Article

Response of male BUT big 6 turkeys to varying amino acid feeding programs.

Degussa AG, FA-M-AN, Rodenbacher Chaussee 4, 63457 Hanau, Germany.
Poultry Science (Impact Factor: 1.54). 05/2006; 85(4):652-60. DOI: 10.1093/ps/85.4.652
Source: PubMed

ABSTRACT Dietary protein is a major cost contributor in turkey nutrition. Therefore, a feeding trial with male BUT Big 6 turkeys to 154 d of age was conducted to examine how live performance and economics are affected when dietary amino acid levels are altered in different phases. Six dietary treatments were run with treatment 1 as the control in which balanced protein levels were according to recommendations during all 6 phases. Treatments 2 through 6 used combinations of balanced protein (based on lysine) that ranged from 90 to 120% of those used in treatment 1. The combinations for the 6 phases of feeding were 120, 120, 120, 120, 90, and 90% for treatment 2; 120, 120, 120, 100, 90, and 90% for treatment 3; 120, 120, 100, 100, 90, and 90% for treatment 4; 120, 120, 120, 120, 100, and 100% for treatment 5; and 90, 90, 90, 100, 100, and 100 for treatment 6. Final BW was highest in treatment 4 and lowest in treatment 2 (P < 0.05), whereas final BW were intermediate and statistically not different in treatments 1, 3, 5, and 6. Breast meat yield was highest in treatment 5 and lowest in treatments 2 and 3 (P < 0.05). Mortality seemed to be reduced in treatment 6 compared with treatments 2, 3, and 5 (P < 0.10). Performance data in combination with economic simulations suggested that the feeding regimens of treatments 4 or 6 might be alternative strategies to treatment 1 to improve overall profitability.

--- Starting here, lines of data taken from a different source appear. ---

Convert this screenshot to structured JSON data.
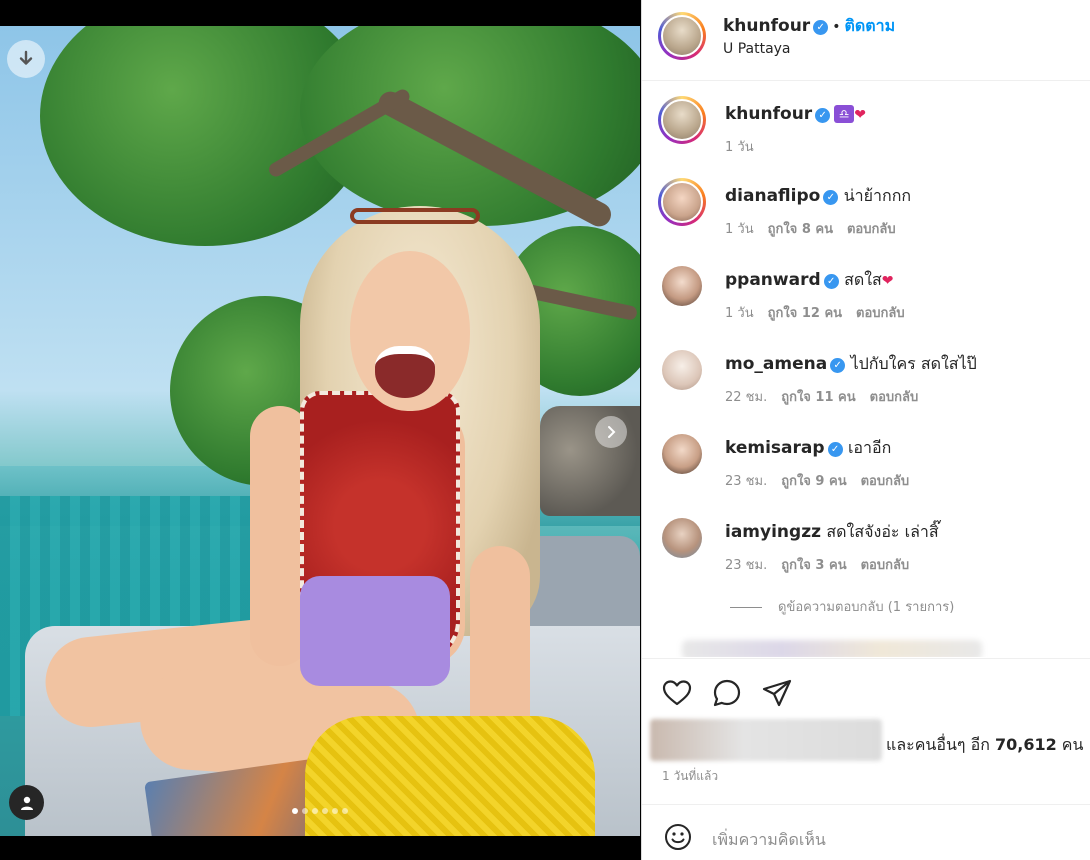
{
  "post": {
    "author": "khunfour",
    "follow_label": "ติดตาม",
    "separator": "•",
    "location": "U Pattaya",
    "verified_glyph": "✓",
    "image_slide_index": 1,
    "image_slide_count": 6
  },
  "caption": {
    "username": "khunfour",
    "emoji_libra": "♎",
    "emoji_heart": "❤",
    "time": "1 วัน"
  },
  "comments": [
    {
      "username": "dianaflipo",
      "text": "น่าย้ากกก",
      "time": "1 วัน",
      "likes": "ถูกใจ 8 คน",
      "reply": "ตอบกลับ"
    },
    {
      "username": "ppanward",
      "text": "สดใส",
      "heart": "❤",
      "time": "1 วัน",
      "likes": "ถูกใจ 12 คน",
      "reply": "ตอบกลับ"
    },
    {
      "username": "mo_amena",
      "text": "ไปกับใคร สดใสไป๊",
      "time": "22 ชม.",
      "likes": "ถูกใจ 11 คน",
      "reply": "ตอบกลับ"
    },
    {
      "username": "kemisarap",
      "text": "เอาอีก",
      "time": "23 ชม.",
      "likes": "ถูกใจ 9 คน",
      "reply": "ตอบกลับ"
    },
    {
      "username": "iamyingzz",
      "text": "สดใสจังอ่ะ เล่าสิ๊",
      "time": "23 ชม.",
      "likes": "ถูกใจ 3 คน",
      "reply": "ตอบกลับ"
    }
  ],
  "view_replies": "ดูข้อความตอบกลับ (1 รายการ)",
  "likes_summary": {
    "prefix": "และคนอื่นๆ อีก ",
    "count": "70,612",
    "suffix": " คน"
  },
  "posted_ago": "1 วันที่แล้ว",
  "composer": {
    "placeholder": "เพิ่มความคิดเห็น"
  },
  "icons": [
    "download-icon",
    "user-tag-icon",
    "next-arrow-icon",
    "heart-icon",
    "comment-icon",
    "share-icon",
    "emoji-icon",
    "verified-badge-icon"
  ],
  "colors": {
    "link_blue": "#0095f6",
    "verified_blue": "#3897f0",
    "muted_gray": "#8e8e8e",
    "text": "#262626"
  }
}
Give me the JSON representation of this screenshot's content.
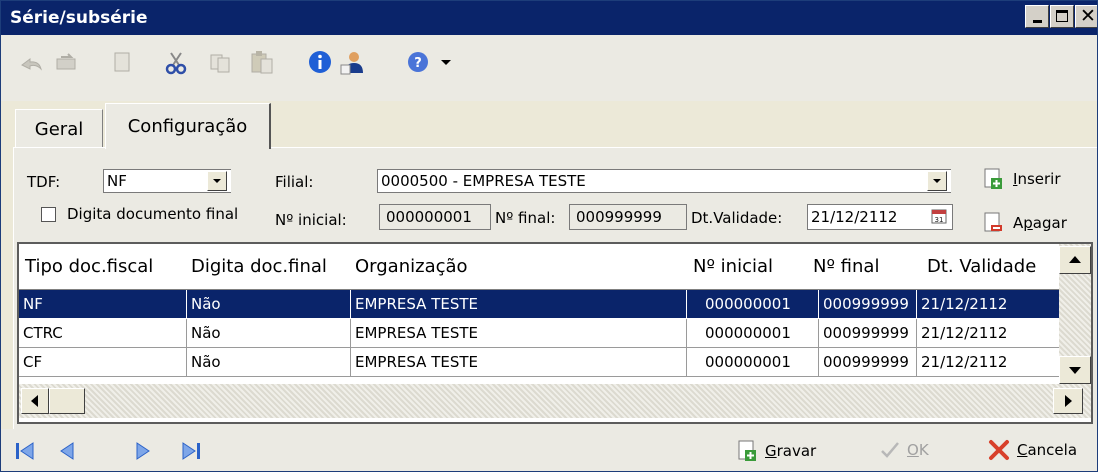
{
  "window": {
    "title": "Série/subsérie"
  },
  "toolbar": {
    "icons": [
      "undo-icon",
      "redo-icon",
      "new-document-icon",
      "cut-icon",
      "copy-icon",
      "paste-icon",
      "info-icon",
      "user-icon",
      "help-icon",
      "dropdown-arrow-icon"
    ]
  },
  "tabs": [
    {
      "label": "Geral",
      "active": false
    },
    {
      "label": "Configuração",
      "active": true
    }
  ],
  "form": {
    "tdf_label": "TDF:",
    "tdf_value": "NF",
    "filial_label": "Filial:",
    "filial_value": "0000500 - EMPRESA TESTE",
    "digita_label": "Digita documento final",
    "digita_checked": false,
    "num_inicial_label": "Nº inicial:",
    "num_inicial_value": "000000001",
    "num_final_label": "Nº final:",
    "num_final_value": "000999999",
    "validade_label": "Dt.Validade:",
    "validade_value": "21/12/2112"
  },
  "side_buttons": {
    "inserir_prefix": "",
    "inserir_underline": "I",
    "inserir_rest": "nserir",
    "apagar_prefix": "A",
    "apagar_underline": "p",
    "apagar_rest": "agar"
  },
  "grid": {
    "columns": [
      "Tipo doc.fiscal",
      "Digita doc.final",
      "Organização",
      "Nº inicial",
      "Nº final",
      "Dt. Validade"
    ],
    "rows": [
      {
        "tipo": "NF",
        "digita": "Não",
        "org": "EMPRESA TESTE",
        "inicial": "000000001",
        "final": "000999999",
        "validade": "21/12/2112",
        "selected": true
      },
      {
        "tipo": "CTRC",
        "digita": "Não",
        "org": "EMPRESA TESTE",
        "inicial": "000000001",
        "final": "000999999",
        "validade": "21/12/2112",
        "selected": false
      },
      {
        "tipo": "CF",
        "digita": "Não",
        "org": "EMPRESA TESTE",
        "inicial": "000000001",
        "final": "000999999",
        "validade": "21/12/2112",
        "selected": false
      }
    ]
  },
  "bottom": {
    "gravar_underline": "G",
    "gravar_rest": "ravar",
    "ok_underline": "O",
    "ok_rest": "K",
    "cancela_underline": "C",
    "cancela_rest": "ancela"
  },
  "colors": {
    "title_bar": "#0a246a",
    "selection": "#0a246a",
    "face": "#ebeae3"
  }
}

0 Bookmarks
 · 
127 Views
  • Source
    01/2009;
  • Source
    [Show abstract] [Hide abstract]
    ABSTRACT: Three Narushin-Takma (NT) models (NT1, NT2, and NT3) were examined for their ability to describe different curves obtained from broiler breeder flocks. The models NT1, NT2, and NT3 comprise 3 flexible mathematical functions (rational polynomial functions) with 5, 6, and 7 parameters, respectively. The characteristics fitted were BW, egg production, egg mass, egg weight, first- and second-grade eggs, hatchability, feed intake, and feed conversion ratio. To evaluate the ability of these NT models to fit the different curves, comparisons were made with more commonly fitted functions (Gompertz, modified compartmental, Richards, Adams-Bell, and Lokhorst). Comparisons revealed a higher accuracy of fit with the NT models, proving their general flexibility. This study likely represents the first time a generic model has been demonstrated to fit all these characteristics satisfactorily. Results showed that in most cases, NT3, because of its greater number of parameters, gave the highest accuracy of prediction. The NT models are likely to fit most curves and are therefore advocated for accurate prediction of other traits with a minimum of mathematical complexity.
    Poultry Science 02/2011; 90(2):507-15. · 1.54 Impact Factor
  • [Show abstract] [Hide abstract]
    ABSTRACT: Neural networks (NN) are a relatively new option to model growth in animal production systems. One self-organizing submodel of artificial NN is the group method of data handling (GMDH)-type NN. The use of such self-organizing networks has led to successful application of the GMDH algorithm over a broad range of areas in engineering, science, and economics. The present study aimed to apply the GMDH-type NN to predict caloric efficiency (CE, g of gain/kcal of caloric intake) and feed efficiency (FE, kg of gain/kg of feed intake) in tom and hen turkeys fed diets containing different energy and amino acid levels. Involved effective input parameters in prediction of CE and FE were age, dietary ME, CP, Met, and Lys. Quantitative examination of the goodness of fit for the predictive models was made using R2 and error measurement indices commonly used to evaluate forecasting models. Statistical performance of the developed GMDH-type NN models revealed close agreement between observed and predicted values of CE and FE. In conclusion, using such powerful models can enhance our ability to predict economic traits, make precise prediction of nutrition requirements, and achieve optimal performance in poultry production.
    Poultry Science 06/2010; 89(6):1325-31. · 1.54 Impact Factor

Full-text

Download
2 Downloads
Available from